By Victor Amadi
THE date was December 29, 2015, and the place – the high sea in Akwa Ibom State. Divers had loaded themselves in a speedboat and went fishing.
But only two of the occupants of the speedboat were experienced divers; the others had little experience. The two experienced divers, having got far away from the shore, kitted themselves and dived. But the inexperienced ones stayed back in the speedboat.
Suddenly, those in the boat sighted a naval gunboat owned by the Joint Task Force fast approaching them. By that time, the two experienced divers – Sunday Eyo and Peter Mengah – were already 40 metres deep in the sea.
The inexperienced divers in the boat started drawing the duo up fast. And that, it was gathered, was not the normal way for divers to come up. In the process, one of the two had a terrible accident.
But for Providence, Mr Sunday Eyo, a 35-year-old diver, would have been dispatched to his early grave by the unexpected based on the accident. But God used a leading oil field maintenance and engineering company based in Akwa Ibom State, Azi Marine Nigeria Limited, to give him a second chance.
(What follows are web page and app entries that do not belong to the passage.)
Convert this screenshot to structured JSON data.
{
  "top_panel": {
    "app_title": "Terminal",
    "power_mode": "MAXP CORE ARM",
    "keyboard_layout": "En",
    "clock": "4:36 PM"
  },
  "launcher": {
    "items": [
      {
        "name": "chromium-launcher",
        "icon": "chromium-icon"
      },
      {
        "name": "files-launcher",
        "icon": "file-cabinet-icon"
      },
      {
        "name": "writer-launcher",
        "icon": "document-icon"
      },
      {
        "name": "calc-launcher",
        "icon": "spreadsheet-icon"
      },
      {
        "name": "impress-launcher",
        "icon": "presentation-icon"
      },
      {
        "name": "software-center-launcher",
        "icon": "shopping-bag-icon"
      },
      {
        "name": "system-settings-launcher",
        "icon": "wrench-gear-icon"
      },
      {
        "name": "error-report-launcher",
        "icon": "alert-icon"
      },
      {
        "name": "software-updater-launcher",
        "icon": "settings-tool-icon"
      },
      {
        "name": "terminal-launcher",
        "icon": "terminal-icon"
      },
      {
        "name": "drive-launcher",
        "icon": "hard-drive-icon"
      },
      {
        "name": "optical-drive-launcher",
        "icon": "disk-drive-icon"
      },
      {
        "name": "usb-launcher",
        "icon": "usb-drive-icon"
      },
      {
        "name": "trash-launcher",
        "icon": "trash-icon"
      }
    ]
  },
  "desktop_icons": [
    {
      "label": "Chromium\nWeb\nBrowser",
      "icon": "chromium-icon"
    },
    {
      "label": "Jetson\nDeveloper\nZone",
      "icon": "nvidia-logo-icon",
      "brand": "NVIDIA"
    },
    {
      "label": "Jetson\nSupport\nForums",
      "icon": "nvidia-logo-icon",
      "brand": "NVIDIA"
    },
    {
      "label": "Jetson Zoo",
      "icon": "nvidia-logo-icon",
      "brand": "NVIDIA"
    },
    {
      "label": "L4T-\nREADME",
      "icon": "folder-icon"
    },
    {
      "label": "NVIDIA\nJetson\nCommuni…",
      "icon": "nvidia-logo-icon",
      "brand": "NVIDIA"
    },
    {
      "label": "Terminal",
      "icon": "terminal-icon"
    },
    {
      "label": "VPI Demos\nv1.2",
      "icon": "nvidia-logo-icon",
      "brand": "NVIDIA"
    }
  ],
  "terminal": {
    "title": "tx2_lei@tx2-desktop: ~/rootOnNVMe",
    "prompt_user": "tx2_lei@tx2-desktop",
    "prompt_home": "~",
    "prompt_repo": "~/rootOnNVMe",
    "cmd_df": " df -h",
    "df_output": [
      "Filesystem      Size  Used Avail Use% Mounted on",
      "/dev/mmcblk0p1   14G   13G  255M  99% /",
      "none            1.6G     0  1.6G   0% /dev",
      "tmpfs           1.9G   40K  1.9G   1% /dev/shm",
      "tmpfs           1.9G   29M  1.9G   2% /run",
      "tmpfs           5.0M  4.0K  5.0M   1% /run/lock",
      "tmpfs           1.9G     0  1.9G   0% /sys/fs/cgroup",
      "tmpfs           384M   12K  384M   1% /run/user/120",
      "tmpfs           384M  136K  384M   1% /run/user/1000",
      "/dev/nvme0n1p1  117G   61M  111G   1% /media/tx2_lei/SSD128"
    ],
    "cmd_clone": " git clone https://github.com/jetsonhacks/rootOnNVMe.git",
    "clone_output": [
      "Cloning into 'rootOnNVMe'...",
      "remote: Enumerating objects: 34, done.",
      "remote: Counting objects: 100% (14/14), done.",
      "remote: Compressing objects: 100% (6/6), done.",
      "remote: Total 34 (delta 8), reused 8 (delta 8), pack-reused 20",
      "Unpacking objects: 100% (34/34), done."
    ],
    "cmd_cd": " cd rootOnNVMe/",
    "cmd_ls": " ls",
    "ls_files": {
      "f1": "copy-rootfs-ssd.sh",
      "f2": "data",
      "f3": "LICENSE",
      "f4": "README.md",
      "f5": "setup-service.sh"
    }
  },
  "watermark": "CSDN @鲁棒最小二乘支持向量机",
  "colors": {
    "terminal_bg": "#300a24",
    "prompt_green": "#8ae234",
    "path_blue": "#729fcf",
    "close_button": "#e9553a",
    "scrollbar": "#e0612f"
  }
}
On the fateful day, Eyo, who hails from Akwa Ibom State but was born in Limbe, South West Cameroon, and his best friend of 31 years, 36-year-old Mr Peter Mengah, a Cameroonian, who hails from Limbe, went fishing. They went with some inexperienced divers who stayed in the boat while the two friends went underneath the water to catch fish.
But what actually happened on the fateful? Mengah answered: “We went to the sea. But our experienced men, who used to work with us, all travelled to their respective homes for Christmas. My friend, Sunday Eyo and I decided to pick some new inexperienced workers. This crops of youths didn’t understand how to pull us up slowly each time we were in
“Suddenly, they sighted a naval gunboat for the first time, fast approaching us. The gunboat was owned by a Joint Task Force led by the navy, coming to our direction. Peter and I were already 40 metres deep in the sea.
We suddenly realised that our boys had started drawing us up faster, which is not
the normal way for divers to come up. I reasoned that I would have an accident if
I allowed them to draw me out that fast.
“I quickly disengaged my own ropes, followed the normal rules and regulations
required of such moments, and started coming up gradually. But my friend Eyo
followed the ropes with that speed at which he was being pulled up.
“When I came up, I saw Eyo and the air cylinder has already been removed
from his back by the boys who pulled him up. “Immediately I sat down, Eyo waved
at me and said, ‘Pally, I am going.’ Then he fell on the air cylinder and started
shaking like as if he had a convulsion. “Quickly, I removed everything on
his body, held him and put something inside his mouth so that he would not clench his teeth to bite his tongue. His eyes began to turn up while his body swelled. I loosened the flying boat from Anchor, and I asked our driver to go and meet the gunboat for assistance. They were helpful indeed and gave us tips on what to do. We followed their advice.
“My Mercedes Benz car, in which we drove to the place, was parked nearby and I drove my friend home.”
Between January 1 and 7 this year, Eyo was reportedly in coma. He was taken through several stages of first aids and treatment, all to know avail. The rays of hope came when Azi Marine Nigeria Limited agreed to treat him.
The Diving Unit of an international oil company was said to have been contacted for assistance, but they were advised to contact the Dive Superintendent at Azi Marine Nig Limited, Mr. Mfom Akpanam, who also got the permission of the chief executive officer of the company, Isaac Abakam, to attend to Eyo.
Akpanam, who is an experienced dive medic, was said to have visited Eyo in a hospital and advised that he should be treated for gas embolism. He was later transferred from the hospital to the multi million-naira chamber equipment of Azi Marine, where Eyo was resuscitated and treated.
In his testimony, Eyo said: “God didn’t want me to die and so all praises and adorations go to him.”
Eyo has now vowed that the accident he had would not deter him from returning to his noble trade – diving. He stated: “I am a professional and will continue to do my job.”
But he gave thanks to God, the chief executive officer of Azi Marine Nigeria Limited, Elder Isaac Abakam, and everybody that God used to give him a second chance as well as the two hospitals he was initially rushed to for treatment. Eyo and his friend attended the same primary school and technical college in Cameroon. After their education, they opted to be trained as marine divers and they worked briefly in Cameroun before they relocated to Nigeria and settled in Akwa Ibom State.
The duo, who are licensed divers and fishers, have become regular contractors to some organisations and individuals with diver fee or risk allowance of N200,000. They do dive and fish in Bonny, Finima, Escravos, Ibeno, Oron land as well as in Igbokoda and Awoye in Ondo State.